Legal Updates

Redundancy – Don’t Jump the Gun!

The Employment Relations Authority’s recent decision in Buckingham v St John (“Buckingham”) serves as reminder for employers to ensure their redundancy policies and procedures are sound.

What started with some “minor procedural inadequacies” on behalf of employer St John led to an unfortunate misunderstanding with employee, Ms Buckingham, regarding the redundancy package set out in her employment agreement.



Ms Buckingham had nearly 20 years of service at St John and was employed as a Territory Manager. In July 2021, St John issued a document to staff proposing that the Territory Manager role was to be disestablished and advised a consultation process had begun. Staff were informed that following the proposed disestablishment of Territory Manager, several other roles would be created.


Following the consultation period, St John issued its final decision and confirmed the Territorial Manager positions were to be disestablished in February 2022 and replaced by the roles proposed.
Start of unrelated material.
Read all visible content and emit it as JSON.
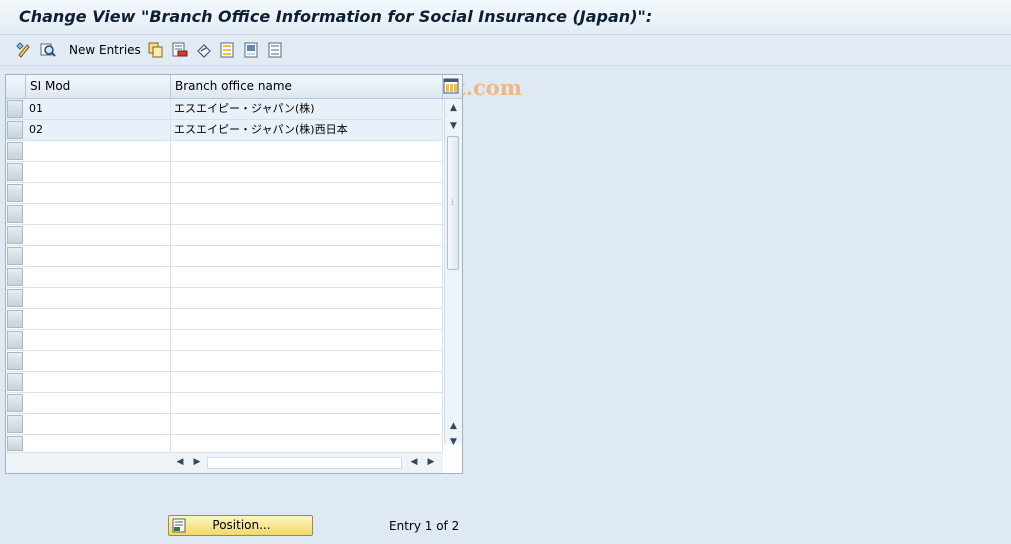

Given the disestablishment was not to take place for several months, St John advised staff there would be an assessment process for those applying for a new role. First consideration for the newly established roles was to be given to those affected by the restructure.


In September 2021, shortly after St John’s final decision had been released, Ms Buckingham wrote to St John that she did not consider the newly established roles to be ‘substantially similar’ to her role of Territory Manager. She believed she was therefore entitled to redundancy compensation in accordance with her individual employment agreement and proposed she give her one month’s contractual notice, ultimately ending her employment by way of redundancy.


During this time, Ms Buckingham had found a new role with a new employer and was set to start in November 2021.


St John disputed that the newly established roles were not ‘substantially similar’ to her present role and advised her that St John did not support her request to be made redundant. It was reiterated there was a recruitment/redeployment process to be followed and the Territorial Manager role was not to be disestablished until February 2022.


Ms Buckingham proceeded to terminate her employment in October 2021 and raised a personal grievance claiming St John had committed a breach of good faith in its dealings and had constructively dismissed her. She sought payment of redundancy compensation, amounting to 26 weeks salary.



The Authority found that whilst there were some minor procedural inadequacies on St John’s behalf in providing information to employees in a timely manner, there was no unjustified disadvantage caused by St John’s actions. Ms Buckingham had accepted a new role with a new employer and chose to terminate her employment with St John.


The key factor here is that Ms Buckingham initiated the termination of her employment, not St John. Redundancy applies when an employee’s role is terminated by an employer and not through the course of conduct of an employee. St John had not made Ms Buckingham redundant and she was therefore not entitled to any redundancy compensation.



This case serves as a reminder for employers to ensure communication with employees is always clear and concise. Any information surrounding redundancy should be given in a timely manner to avoid any misunderstanding.


Taking time to develop a robust proposal, consulting in good faith and having a genuine redeployment and selection process is vital to justify a redundancy. Proposing a redundancy does not give employees an opportunity to jump the gun and claim any redundancy package that may be available to them. Redundancy is ultimately a decision for the employer to make and not something an employee can just opt into or speed up. There is an important process for employers to follow and it is crucial that they do so.


With a recession looming, redundancies are inevitable. If you require guidance or advice regarding the redundancy process, contact Jaesen or Caylee.

Buckingham v The Hospital of St John of Jerusalem [2023] NZERA 39